Harleysville, Pennsylvania

Felix Timmermans, Pieter Bruegel, 1950

Bound in full brick red Nigerian goat with seven raised bands. Top edge gilt. Yellow silk embroidered endbands. Blind tooled utilizing tools cut by the binder. 20 x 13 x 5 centimeters. Created 1956. Lent by Don Rash.
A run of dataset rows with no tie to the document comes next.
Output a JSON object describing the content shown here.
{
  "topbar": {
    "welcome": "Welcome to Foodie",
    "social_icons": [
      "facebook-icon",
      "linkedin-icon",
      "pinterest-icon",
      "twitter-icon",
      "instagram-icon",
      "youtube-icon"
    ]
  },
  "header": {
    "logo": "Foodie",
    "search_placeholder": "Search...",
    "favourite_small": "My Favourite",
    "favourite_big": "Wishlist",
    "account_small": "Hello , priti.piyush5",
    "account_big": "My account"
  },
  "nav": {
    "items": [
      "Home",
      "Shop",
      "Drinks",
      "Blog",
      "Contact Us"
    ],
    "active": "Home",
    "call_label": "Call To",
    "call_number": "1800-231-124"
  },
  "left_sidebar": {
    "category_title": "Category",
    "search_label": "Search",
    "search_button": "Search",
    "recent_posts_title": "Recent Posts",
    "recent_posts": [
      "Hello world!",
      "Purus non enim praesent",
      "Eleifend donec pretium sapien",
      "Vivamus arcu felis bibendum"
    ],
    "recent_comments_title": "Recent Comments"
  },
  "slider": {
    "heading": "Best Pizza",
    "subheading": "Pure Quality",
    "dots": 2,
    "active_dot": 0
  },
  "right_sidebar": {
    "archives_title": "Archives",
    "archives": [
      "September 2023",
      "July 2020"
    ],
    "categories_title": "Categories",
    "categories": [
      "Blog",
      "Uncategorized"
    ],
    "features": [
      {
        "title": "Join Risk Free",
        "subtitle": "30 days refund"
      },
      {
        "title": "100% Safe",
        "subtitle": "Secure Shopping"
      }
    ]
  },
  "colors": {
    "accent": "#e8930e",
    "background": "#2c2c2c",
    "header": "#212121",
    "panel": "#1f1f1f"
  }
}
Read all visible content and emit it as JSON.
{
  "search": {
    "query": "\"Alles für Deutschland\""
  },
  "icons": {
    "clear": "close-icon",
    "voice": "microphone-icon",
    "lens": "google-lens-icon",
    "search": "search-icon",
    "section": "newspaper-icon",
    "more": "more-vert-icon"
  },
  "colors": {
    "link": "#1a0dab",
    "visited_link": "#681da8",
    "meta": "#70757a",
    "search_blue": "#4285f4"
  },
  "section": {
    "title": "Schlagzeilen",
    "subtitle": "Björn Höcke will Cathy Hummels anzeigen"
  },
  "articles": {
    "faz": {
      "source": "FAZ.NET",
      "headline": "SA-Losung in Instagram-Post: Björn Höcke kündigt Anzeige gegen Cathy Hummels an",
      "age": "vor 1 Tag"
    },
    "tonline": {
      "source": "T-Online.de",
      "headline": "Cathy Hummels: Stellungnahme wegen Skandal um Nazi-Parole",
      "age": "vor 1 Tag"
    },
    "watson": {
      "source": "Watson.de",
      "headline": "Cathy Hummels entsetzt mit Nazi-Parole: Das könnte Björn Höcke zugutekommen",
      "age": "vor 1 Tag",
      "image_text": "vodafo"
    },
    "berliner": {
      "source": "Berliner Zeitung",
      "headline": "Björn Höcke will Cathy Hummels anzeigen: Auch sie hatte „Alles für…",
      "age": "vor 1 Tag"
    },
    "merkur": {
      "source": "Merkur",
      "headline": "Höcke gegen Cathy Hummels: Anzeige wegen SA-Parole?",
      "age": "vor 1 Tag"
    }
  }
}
Born in Silesia (originally part of Germany; now part of Poland) in 1917, he suffered from polio at an early age, which resulted in a permanent limp. After an apprenticeship he studied bookbinding formally under Ignatz Wiemeler at the Leipzig Academy for Graphic Arts, and calligraphy under the prodigy Rudo Spemann, and later, in Offenbach, with Hermann Zapf. Following the end of the war, he walked out of the Russian occupied zone and into West Germany. There he met his future wife, Trudi Luffert, who was also a binder. In the early 1950s the Eberhardts came to Philadelphia, where he was employed by the Library Company. Within a few years they were able to move to the farm on Old Sumneytown Pike where they would cement their reputations as two of the finest American hand binders. In addition to his binding work, Eberhardt was internationally recognized for his calligraphy. Until his death in 1998, he was a continuing voice for the artistic and cultural value of bookbinding and book works, from his early dealings with the Philadelphia book world through the debates on standards and the beginnings of institutional book arts instruction, as well as a proponent of a more professional approach for our book arts organizations. Among his most noted students were Don and Pam Rash, Tony Haverstick, Bruce Bumbarger, and Jennifer Woods.